Josh Heath might say the same. Three years ago, he was stung by USF’s decision to fire his father Stan as head coach. Heath realized a dream by enrolling at USF to play for his father, only to see it taken away after one season.
Some parts of his career might seem like favor has not blessed him. Josh Pastner is his third coach, following his father and Brian Gregory. He has had two surgeries to repair a body broken down by the game. In four seasons, he never made it to the NCAA Tournament.
However, Heath will play his final game – perhaps of his basketball career – playing for a championship with teammates that he cherishes. He is their starting point guard and his decision making, leadership and implacable cool have been integral elements of the Yellow Jackets’ stunning season.

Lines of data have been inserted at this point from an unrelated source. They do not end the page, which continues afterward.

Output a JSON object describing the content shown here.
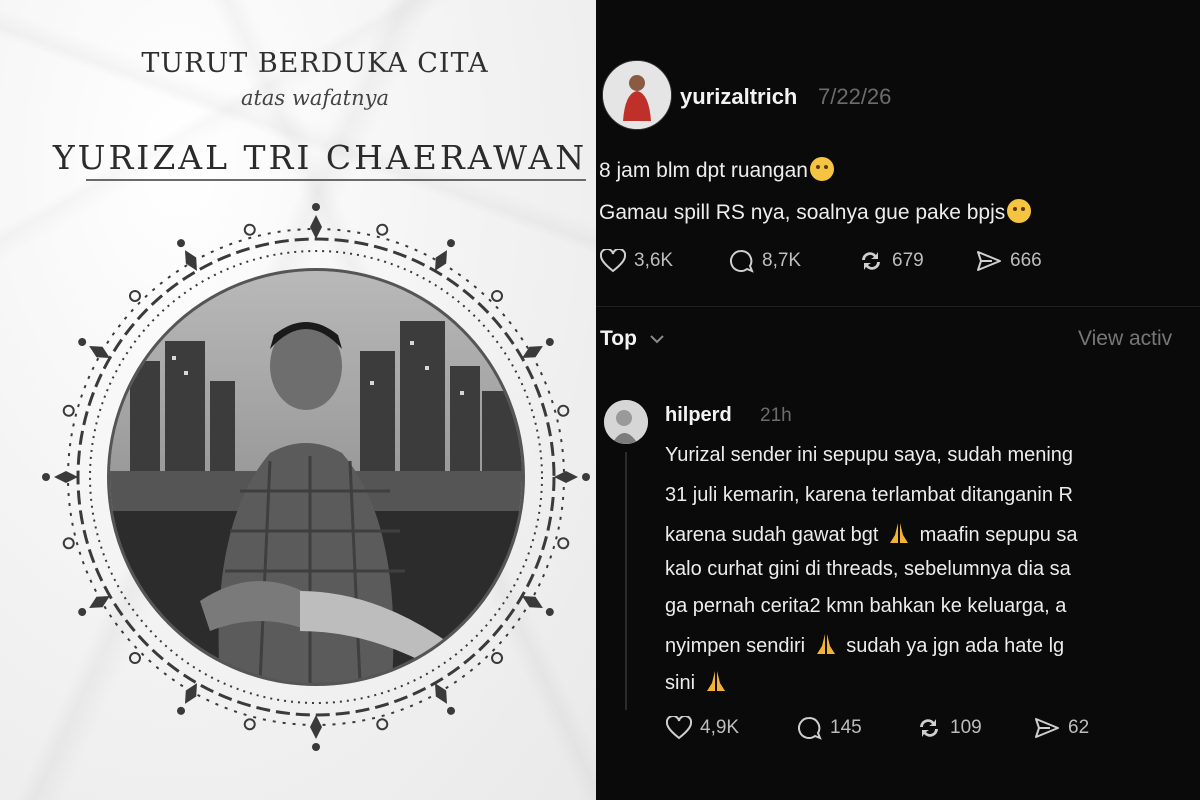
{
  "card": {
    "heading": "TURUT BERDUKA CITA",
    "subheading": "atas wafatnya",
    "name": "YURIZAL TRI CHAERAWAN"
  },
  "post": {
    "username": "yurizaltrich",
    "date": "7/22/26",
    "lines": [
      "8 jam blm dpt ruangan",
      "Gamau spill RS nya, soalnya gue pake bpjs"
    ],
    "stats": {
      "likes": "3,6K",
      "comments": "8,7K",
      "reposts": "679",
      "shares": "666"
    }
  },
  "sort": {
    "label": "Top",
    "view_activity": "View activ"
  },
  "reply": {
    "username": "hilperd",
    "time": "21h",
    "lines": [
      "Yurizal sender ini sepupu saya, sudah mening",
      "31 juli kemarin, karena terlambat ditanganin R",
      "karena sudah gawat bgt",
      "maafin sepupu sa",
      "kalo curhat gini di threads, sebelumnya dia sa",
      "ga pernah cerita2 kmn bahkan ke keluarga, a",
      "nyimpen sendiri",
      "sudah ya jgn ada hate lg",
      "sini"
    ],
    "stats": {
      "likes": "4,9K",
      "comments": "145",
      "reposts": "109",
      "shares": "62"
    }
  },
  "icons": {
    "heart": "heart-icon",
    "comment": "comment-icon",
    "repost": "repost-icon",
    "share": "share-icon",
    "chevron": "chevron-down-icon",
    "pray": "praying-hands-emoji"
  },
  "colors": {
    "thread_bg": "#0a0a0a",
    "card_bg": "#f2f2f2",
    "muted": "#6c6c6c"
  }
}
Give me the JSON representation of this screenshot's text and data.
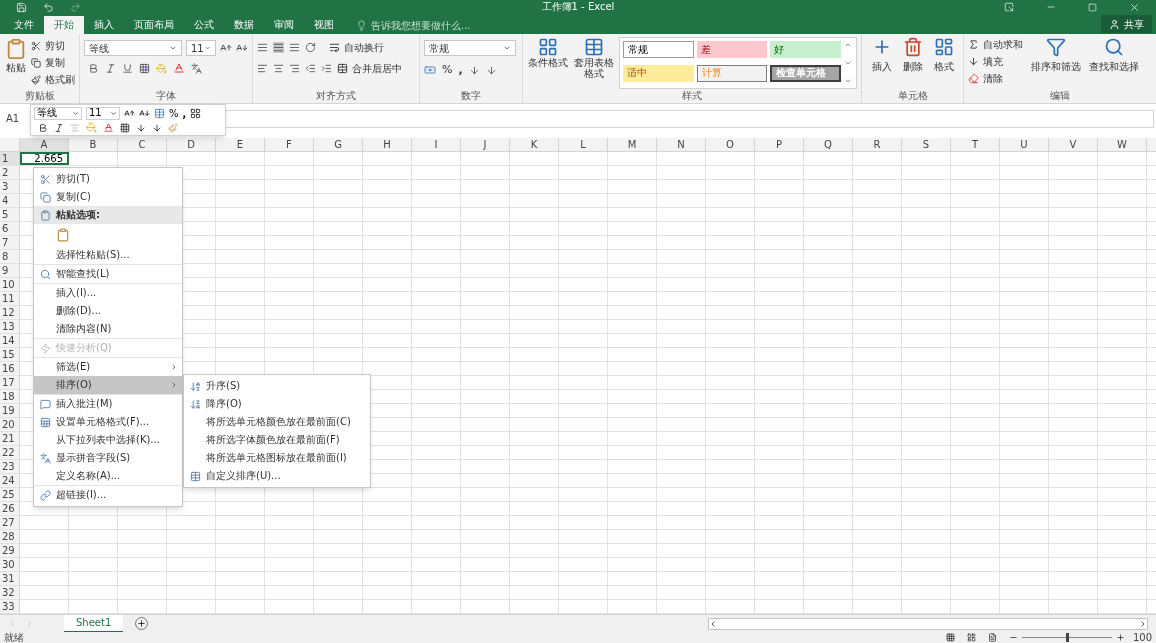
{
  "window": {
    "title": "工作簿1 - Excel"
  },
  "tabs": [
    {
      "label": "文件",
      "selected": false
    },
    {
      "label": "开始",
      "selected": true
    },
    {
      "label": "插入",
      "selected": false
    },
    {
      "label": "页面布局",
      "selected": false
    },
    {
      "label": "公式",
      "selected": false
    },
    {
      "label": "数据",
      "selected": false
    },
    {
      "label": "审阅",
      "selected": false
    },
    {
      "label": "视图",
      "selected": false
    }
  ],
  "tell_me": {
    "placeholder": "告诉我您想要做什么..."
  },
  "share": "共享",
  "ribbon": {
    "clipboard": {
      "label": "剪贴板",
      "paste": "粘贴",
      "items": [
        "剪切",
        "复制",
        "格式刷"
      ]
    },
    "font": {
      "label": "字体",
      "name": "等线",
      "size": "11"
    },
    "alignment": {
      "label": "对齐方式",
      "wrap": "自动换行",
      "merge": "合并后居中"
    },
    "number": {
      "label": "数字",
      "format": "常规",
      "percent": "%",
      "comma": ","
    },
    "styles": {
      "label": "样式",
      "buttons": [
        "条件格式",
        "套用表格格式"
      ],
      "cells": [
        {
          "label": "常规",
          "kind": "normal"
        },
        {
          "label": "差",
          "kind": "bad"
        },
        {
          "label": "好",
          "kind": "good"
        },
        {
          "label": "适中",
          "kind": "neutral"
        },
        {
          "label": "计算",
          "kind": "calculation"
        },
        {
          "label": "检查单元格",
          "kind": "check"
        }
      ]
    },
    "cells": {
      "label": "单元格",
      "buttons": [
        "插入",
        "删除",
        "格式"
      ]
    },
    "editing": {
      "label": "编辑",
      "items": [
        "自动求和",
        "填充",
        "清除"
      ],
      "buttons": [
        "排序和筛选",
        "查找和选择"
      ]
    }
  },
  "name_box": "A1",
  "mini_toolbar": {
    "font": "等线",
    "size": "11",
    "percent": "%",
    "comma": ","
  },
  "grid": {
    "columns": [
      "A",
      "B",
      "C",
      "D",
      "E",
      "F",
      "G",
      "H",
      "I",
      "J",
      "K",
      "L",
      "M",
      "N",
      "O",
      "P",
      "Q",
      "R",
      "S",
      "T",
      "U",
      "V",
      "W"
    ],
    "rows": [
      "1",
      "2",
      "3",
      "4",
      "5",
      "6",
      "7",
      "8",
      "9",
      "10",
      "11",
      "12",
      "13",
      "14",
      "15",
      "16",
      "17",
      "18",
      "19",
      "20",
      "21",
      "22",
      "23",
      "24",
      "25",
      "26",
      "27",
      "28",
      "29",
      "30",
      "31",
      "32",
      "33"
    ],
    "active_cell_value": "2.665"
  },
  "context_menu": {
    "groups": [
      [
        {
          "label": "剪切(T)",
          "kind": "item",
          "disabled": false,
          "selected": false,
          "submenu": false
        },
        {
          "label": "复制(C)",
          "kind": "item",
          "disabled": false,
          "selected": false,
          "submenu": false
        },
        {
          "label": "粘贴选项:",
          "kind": "header"
        },
        {
          "kind": "paste_icons"
        },
        {
          "label": "选择性粘贴(S)...",
          "kind": "item",
          "disabled": false,
          "selected": false,
          "submenu": false
        }
      ],
      [
        {
          "label": "智能查找(L)",
          "kind": "item",
          "disabled": false,
          "selected": false,
          "submenu": false
        }
      ],
      [
        {
          "label": "插入(I)...",
          "kind": "item",
          "disabled": false,
          "selected": false,
          "submenu": false
        },
        {
          "label": "删除(D)...",
          "kind": "item",
          "disabled": false,
          "selected": false,
          "submenu": false
        },
        {
          "label": "清除内容(N)",
          "kind": "item",
          "disabled": false,
          "selected": false,
          "submenu": false
        }
      ],
      [
        {
          "label": "快速分析(Q)",
          "kind": "item",
          "disabled": true,
          "selected": false,
          "submenu": false
        }
      ],
      [
        {
          "label": "筛选(E)",
          "kind": "item",
          "disabled": false,
          "selected": false,
          "submenu": true
        },
        {
          "label": "排序(O)",
          "kind": "item",
          "disabled": false,
          "selected": true,
          "submenu": true
        }
      ],
      [
        {
          "label": "插入批注(M)",
          "kind": "item",
          "disabled": false,
          "selected": false,
          "submenu": false
        },
        {
          "label": "设置单元格格式(F)...",
          "kind": "item",
          "disabled": false,
          "selected": false,
          "submenu": false
        },
        {
          "label": "从下拉列表中选择(K)...",
          "kind": "item",
          "disabled": false,
          "selected": false,
          "submenu": false
        },
        {
          "label": "显示拼音字段(S)",
          "kind": "item",
          "disabled": false,
          "selected": false,
          "submenu": false
        },
        {
          "label": "定义名称(A)...",
          "kind": "item",
          "disabled": false,
          "selected": false,
          "submenu": false
        }
      ],
      [
        {
          "label": "超链接(I)...",
          "kind": "item",
          "disabled": false,
          "selected": false,
          "submenu": false
        }
      ]
    ]
  },
  "sort_submenu": {
    "items": [
      "升序(S)",
      "降序(O)",
      "将所选单元格颜色放在最前面(C)",
      "将所选字体颜色放在最前面(F)",
      "将所选单元格图标放在最前面(I)",
      "自定义排序(U)..."
    ]
  },
  "sheet_tabs": [
    {
      "label": "Sheet1",
      "selected": true
    }
  ],
  "status_bar": {
    "status": "就绪",
    "zoom": "100",
    "zoom_slider": {
      "level": 0.5
    }
  }
}
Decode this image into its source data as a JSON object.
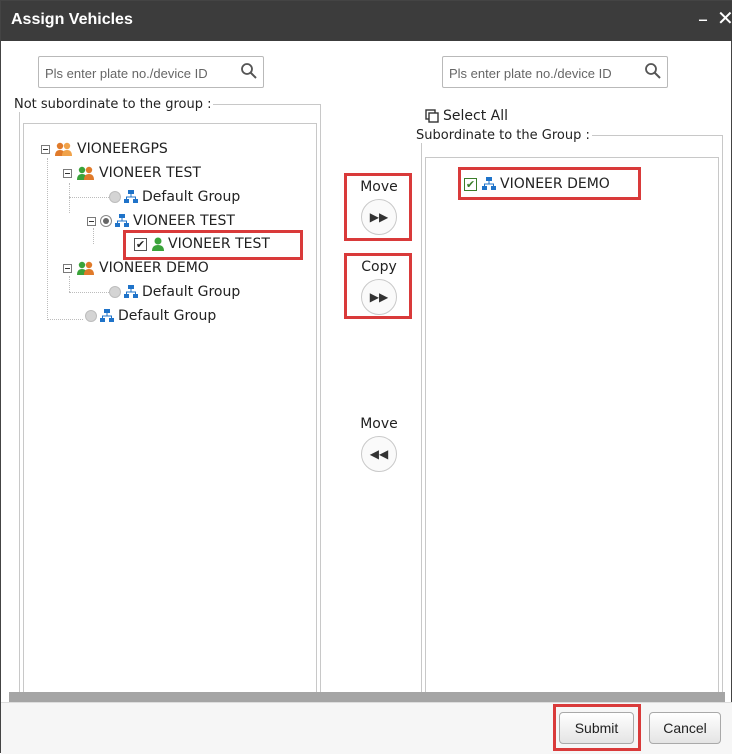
{
  "window": {
    "title": "Assign Vehicles",
    "minimize": "–",
    "close": "✕"
  },
  "left": {
    "search_placeholder": "Pls enter plate no./device ID",
    "group_label": "Not subordinate to the group :",
    "tree": [
      {
        "label": "VIONEERGPS",
        "icon": "users-group-icon"
      },
      {
        "label": "VIONEER TEST",
        "icon": "users-group-icon"
      },
      {
        "label": "Default Group",
        "icon": "org-chart-icon"
      },
      {
        "label": "VIONEER TEST",
        "icon": "org-chart-icon"
      },
      {
        "label": "VIONEER TEST",
        "icon": "user-green-icon",
        "checked": true
      },
      {
        "label": "VIONEER DEMO",
        "icon": "users-group-icon"
      },
      {
        "label": "Default Group",
        "icon": "org-chart-icon"
      },
      {
        "label": "Default Group",
        "icon": "org-chart-icon"
      }
    ]
  },
  "middle": {
    "move_right_label": "Move",
    "copy_label": "Copy",
    "move_left_label": "Move"
  },
  "right": {
    "search_placeholder": "Pls enter plate no./device ID",
    "select_all": "Select All",
    "group_label": "Subordinate to the Group :",
    "items": [
      {
        "label": "VIONEER DEMO",
        "icon": "org-chart-icon",
        "checked": true
      }
    ]
  },
  "footer": {
    "submit": "Submit",
    "cancel": "Cancel"
  },
  "colors": {
    "titlebar": "#3c3c3c",
    "highlight": "#d93a3a",
    "icon_blue": "#1f73c9",
    "icon_orange": "#e07a2a",
    "icon_green": "#3aa33a"
  }
}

“I’m just so proud of him,” said Stan Heath, now an assistant coach at Boston College. “My wife and I, we’re just enjoying this moment. It’s been an incredible moment. I can’t thank Josh Pastner enough. He and his staff have done an incredible job with those kids.”
Bound by the game
Basketball has connected Josh Heath and Kellen McCormick to their fathers from the time they were young. That bond will be celebrated Thursday night at Madison Square Garden.
The NIT run has been particularly meaningful for Heath. Because of his father’s position on the Boston College staff, he has been only to a handful of games in the past two seasons. (In Heath’s first season at Tech, his father was out of coaching and working for ESPN and attended several.) But with the Eagles not in the postseason, Stan has been in the stands for all four of his NIT games. He and wife Ramona were to board a train Thursday from Boston to New York’s Penn Station, which sits directly under Madison Square Garden.
Josh said that “I’m really grateful” that it has worked out that way. Stan said that he just tries to be a dad at the games and never talks basketball with Pastner or his staff. (Josh recalls rides homes from games as a child when his father offered pointed critiques of his play while he silently stewed, though that’s hardly territory occupied only by fathers who are also coaches. “He’s just a dad,” Josh said.)
“I’m just going to enjoy the moment,” Stan said. “It’s his season, he’s a part of a really good basketball team, and I’m going to sit back and cheer and support and yell at the officials a little bit.”
McCormick has played in 23 games this season, mostly at the end of blowouts or for short stints. A 3-point specialist, he did save Tech from a catastrophic defeat with four second-half 3-pointers against North Carolina A&T, which beat one Division I team this season, in the game immediately before the Jackets’ upset of North Carolina. It’s conceivable that, had Tech lost that game, it would not have earned an NIT bid. He did get into the semifinal win over Cal State Bakersfield, playing the final 1:29 of the 76-61 win.
Despite the limited role, McCormick has no regrets about his decision to leave Western Michigan to come to Tech for his final season as a graduate transfer. Quite the opposite.
“I needed something different from what I’d experienced in the past, and to play in the ACC and to play in some of the gyms I’ve been in,” he said, not needing to complete the thought. “The group of guys that I’m with has been unbelievable. Just great guys on the team. It says something, a lot, about the team that we’ve got transfers, we’ve got freshmen, we’ve got guys from an old coaching staff, and the way that everyone has meshed has just been phenomenal. I’ve never seen anything like it.”
Tim McCormick said that his son made the choice seeking to be at a strong academic school in a major city that would prepare him for his future.
“It’s been phenomenal, and I think that he is a unique kid in thinking long term,” Tim McCormick said.
One final game
McCormick is hopeful for a business career, possibly in consulting. Heath wants to follow his father into coaching. He is leaning towards not pursuing a professional career because of the toll the game has taken.
Thursday could be the last time playing, he said “except playing pickup at LA Fitness.”
He won’t be caught up in the thought of putting on a basketball uniform for possibly the last time, though. Heath is an even-keeled pragmatist to his core.
“Letting outside factors affect the way you play I think can be a slippery slope,” he said Wednesday. “Just going to go and play just like any other game.”
Said Stan, informed of the comments, “That’s my kid.”
Heath’s parents see it a little differently. After Stan was fired, he and Ramona wanted academics to guide the decision. Tech, where Stan’s longtime friend and colleague Gregory was the coach, became the option. Stan wasn’t sure if his son could play at the ACC level. In fact, while at USF, he had intended to redshirt him to help get him ready for college basketball before injuries forced him on the court.
Three years later, his son has become a starter and leader of a team that has won 21 games, beaten four NCAA Tournament teams and, in his final game, will play for the school’s first-ever NIT championship. And he gets to be there for it.
“It’s been a little bit of a fairy-tale story, where it started off with injuries and coaching changes and getting let go to, ‘Hey, you’re playing for a championship in your final game,’” Stan Heath said. “It’s a good story. It’s a really good story.”
It’s a story worthy of New York and a most storied arena. It is indeed funny how things work out.